looks like it is available on Amazon $18 – https://www.amazon.com/Lockdown-Defense-Developing-Basketball-Defenders/dp/B0957DPZXK
sounds interesting. i am going to order it.
thanks for the suggestion ruth.
Interesting Gregg. Isn’t his practice plan something like a 2-hour practice where he progresses from 1-on-1 drills to 2-on-2, 3-on-3, 4-on-4 and finally to 5-on-5 over the course of an hour or so? working on various small-sided games things i imagine, but bits of your offense, defense ,etc.
then the last part of the practice is 5-on-5 putting it all together?
this might be too late, but i was thinking you could just play 5-on-5 (or 4-on-4) halfcourt with NO dribbles.

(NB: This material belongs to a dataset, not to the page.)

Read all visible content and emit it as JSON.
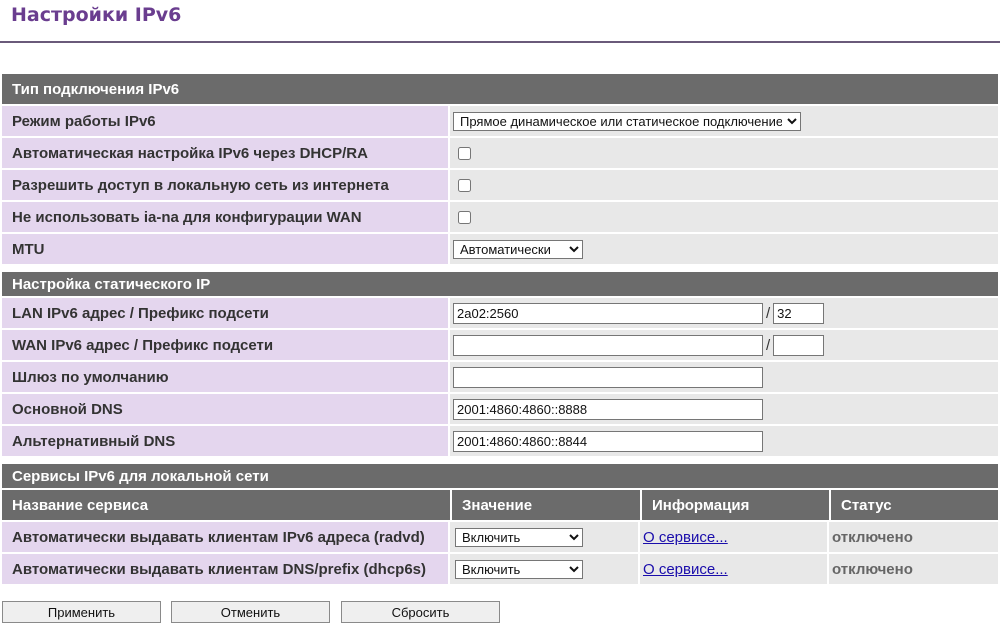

you could play offense for 5-straight possessions, then switch and compete that way. or you could simply play first team to 5 baskets, etc. – either way, make it competitive.
after 5 or 6 cuts without completing a pass, they should eventually figure out that they need to setup their cuts, rearcut/puppy dog, cut harder, fill out faster. Pause before filling the open spot maybe?
interesting. what state are you in? i am not a varsity head coach, but I assist on the varsity, and i used to be on the board for a private homeschool basketball club and helped organize the entire program with teams ranging from elementary thru varsity. No one has commented yet, So I’ll throw out my thoughts on the subject.
i think there are 3 levels to this. 1. your current team/players 2. your future players/younger program 3. your opponents
First, I would watch some film and see how our team used to play and how the other teams play in our league. Then I would try to devise a system that would be different from most everyone else, since the past teams have not been successful. If everyone runs motion offense and presses, then i would not try to do that. If everyone runs zone and plays slow, then I would try to press and play fast. Do something different, so they have to spend extra time preparing for you.
of course, this depends on the type of athletes i have in my program, and if they can run that system.
then i would get down to my middle school and younger coaches and have them start teaching the same concepts.
As for summer, we are only allowed to practice with our team in June here in Michigan. I would practice a few days a week and play some tournaments on the weekend, and maybe do a team overnight camp. Start implementing your system and getting familiar with your players and leaders in the summer. Depending on committment from your players, we are also allowed 4-man workouts in the offseason, so i would start having a few of those as well.
Congratulations. What a fun opportunity for you. Good Luck!
i would say your best bet is to coach up your other 3 players, or at least one of them and see if they can do some scoring?
i actually tried the triangle and two in a playoff game a few years back, and that’s what happened to me — a 3rd player stepped up and scored a bunch, or became enough of a threat that it allowed the other 2 guys to crash the boards and get offensive rebound putbacks.
just a thought
i think trying to come up with drills that combine as many different skills as possible is key. for instance, while teaching pass & cut, you can work on different finishes, plus you can have them start the drill with a stationary ball handling move, then pass & cut. Once you do get the skill down, then you can play a quick 4-on-4 or 5-on-5 half court game with live defense, where you teach the defense how to guard cutters and how to defend one- or two-passes away. Maybe the offense gets no dribbles, or one dribble only? maybe you win the game by getting 3 stops of defense, or 3 baskets in a row on offense? whatever you are trying to focus on. Now you are playing a game working on both offense & defense at the same time — collapsing timeframes.
if you can create drills/games where you can work on multiple skills at the same time, or create small-sided games of 3-on-3 even, then that will save you tons of time.
as for how to organize, it depends on how many practices and how much time you have. basketball is usually a long season, so you have time to get everything in eventually. it doesn’t need to be all at once.